Music video previews are also available.
Streaming music from iTunes
Streaming a little Winger from iTunes
iTune Top Movies
As with music and TV shows, you can view trailers from top iTunes movies.
Theatrical trailers - 300
300 Theatrical trailer
This is the theatrical trailer for 300.
Playing content from the Apple TV hard drive
So far, I had only streamed content to the Apple TV–either from the Internet or an iTunes library. To test the Apple TV’s syncing ability, we purchased a movie and TV show from iTunes and synced them to the Apple TV. Syncing copied the content to the Apple TV’s 40 GB hard drive and allowed us to watch the material even when the synced iTunes library was not running.
Battlestar Galactica intro screen
We purchased a Battlestar Galactica episode for $1.99 from iTunes.
Battlestar Galactica playing from the Apple TV - Title screen
The Apple TV’s content controls are similar to those of a DVD player.

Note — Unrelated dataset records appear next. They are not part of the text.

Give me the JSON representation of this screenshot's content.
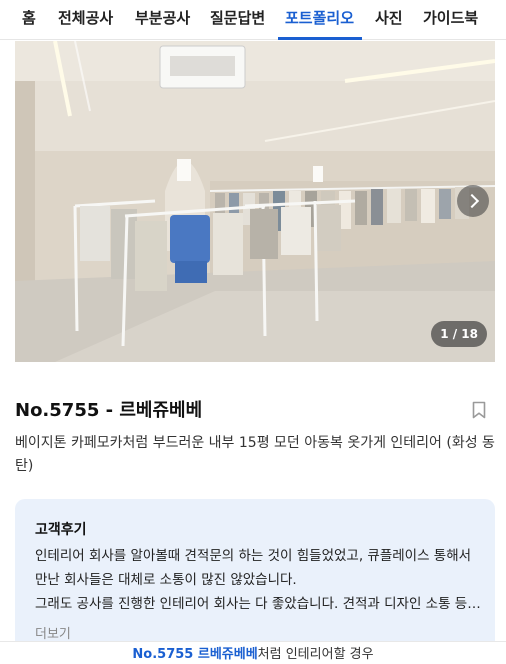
{
  "nav": {
    "tabs": [
      {
        "label": "홈"
      },
      {
        "label": "전체공사"
      },
      {
        "label": "부분공사"
      },
      {
        "label": "질문답변"
      },
      {
        "label": "포트폴리오",
        "active": true
      },
      {
        "label": "사진"
      },
      {
        "label": "가이드북"
      }
    ]
  },
  "gallery": {
    "counter": "1 / 18",
    "next_icon": "chevron-right-icon"
  },
  "portfolio": {
    "title": "No.5755 - 르베쥬베베",
    "description": "베이지톤 카페모카처럼 부드러운 내부 15평 모던 아동복 옷가게 인테리어 (화성 동탄)",
    "bookmark_icon": "bookmark-icon"
  },
  "review": {
    "heading": "고객후기",
    "line1": "인테리어 회사를 알아볼때 견적문의 하는 것이 힘들었었고, 큐플레이스 통해서 만난 회사들은 대체로 소통이 많진 않았습니다.",
    "line2": "그래도 공사를 진행한 인테리어 회사는 다 좋았습니다. 견적과 디자인 소통 등 모든 과정이 만족스러웠습니다.",
    "more": "더보기"
  },
  "bottom_bar": {
    "highlight": "No.5755 르베쥬베베",
    "suffix": "처럼 인테리어할 경우"
  },
  "colors": {
    "accent": "#1a5fd1",
    "review_bg": "#eaf1fb"
  }
}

You can pause, fast forward, rewind, stop, and even skip between chapters. Unfortunately, the TV show and movie we tested did not provide a main menu or the ability to select a specific scene selection. I was very disappointed to not find these features.

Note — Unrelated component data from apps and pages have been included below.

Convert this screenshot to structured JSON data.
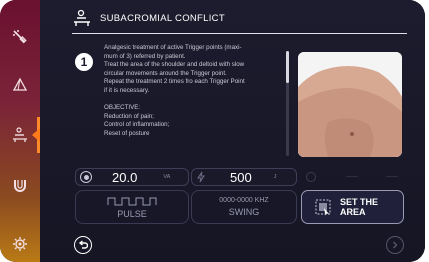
{
  "header": {
    "title": "SUBACROMIAL CONFLICT",
    "icon": "treatment-couch-icon"
  },
  "sidebar": {
    "items": [
      {
        "icon": "probe-tool-icon"
      },
      {
        "icon": "pyramid-icon"
      },
      {
        "icon": "treatment-couch-icon",
        "active": true
      },
      {
        "icon": "horseshoe-magnet-icon"
      },
      {
        "icon": "gear-icon"
      }
    ],
    "active_color": "#ff7a1a"
  },
  "protocol": {
    "step": "1",
    "lines": [
      "Analgesic treatment of active Trigger points (maxi-",
      "mum of 3) referred by patient.",
      "Treat the area of the shoulder and deltoid with slow",
      "circular movements around the Trigger point.",
      "Repeat the treatment 2 times fro each Trigger Point",
      "if it is necessary.",
      "",
      "OBJECTIVE:",
      "Reduction of pain;",
      "Control of inflammation;",
      "Reset of posture"
    ]
  },
  "controls": {
    "power": {
      "value": "20.0",
      "unit": "VA"
    },
    "pulses": {
      "value": "500",
      "unit": "J"
    },
    "mode": {
      "label": "PULSE"
    },
    "frequency": {
      "value": "0000-0000 KHZ",
      "label": "SWING"
    },
    "set_area": {
      "line1": "SET THE",
      "line2": "AREA"
    }
  },
  "nav": {
    "back_icon": "back-arrow-icon",
    "next_icon": "next-arrow-icon"
  },
  "colors": {
    "accent": "#ff7a1a",
    "background": "#1a1a2b",
    "sidebar_top": "#6a1030",
    "sidebar_bottom": "#b97a16"
  }
}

Battlestar Galactica playing from the Apple TV - Introduction
I really hate black bars and was frustrated to see them during this show. I was also slightly surprised. The Apple TV is designed for widescreen HD TVs and you would think the content would take advantage of that design.
I assume Battlestar Galactica is not filmed in widescreen and thus the bars are required.
Star Trek VIII: First Contact intro screen
We also purchased Star Trek VIII: First Contact from iTunes to test the Apple TV’s ability to play movies. At $14.99, this decade-old title is way over priced. You can buy the two-disc DVD collectors edition, released in 2005, for $10.99 from Amazon.
Is it just me or does anyone else think something is wrong here? I can pay $10.99 for two DVDs that include loads of special features, offer a DVD quality image, provide an interactive menu, and are completely portable. Or, I can pay $14.99 for just the movie, which according to Apple’s Web site plays at “near DVD-quality”. Sure, I have to wait a few days to get the DVD from Amazon, and I may have to pay shipping, but those are minor inconveniences.
Star Trek VIII: First Contact playing from the Apple TV
Not only was I disappointed by our test movie’s price, but the Apple TV’s image quality was much worse than other CNET editors and I expected. This image is being displayed at 1080i. We tested the movie at 720p and 480i, but 1080i seemed to produce the best picture.
Given that the Apple TV requires an enhanced definition or high-definition TV, we were somewhat confused by the movie’s poor quality, until we looked at the file size. A standard, single layer DVD is usually around 4.4 GB, including menus and special features. Our downloaded copy of Star Trek VIII: First Contact was only 1.19 GB–about 1/4 the size of a normal DVD. Perhaps Apple is trying to conserve iTunes bandwidth, but the image quality on the movie we tested was not worth the $14.99 price.
Stopping and restarting playback
Main menu - Settings
You can access the Settings menu from the Apple TV’s main screen.
Main menu - Podcasts
Main menu - Photos
The Apple TV can display your favorite photo library, but you can only sync the photos, not stream them. This is a very annoying limitation.
Slideshow settings - Transitions
Screen Saver settings
Using the Settings menu, you can customize the Apple TV’s screen saver.
Apple TV screen saver
The Apple TV’s default screen saver setting uses stock photos that float across the screen.
Legal - License and Disclaimer
Just in case you wanted a little light reading, you can access the Apple TV’s software license agreement through the Settings menu.
Reset Apple TV settings
If you really screw up the settings on your Apple TV, you can quickly return the unit to the default settings. Those who want that totally factory-fresh feel can even perform a full factory restore.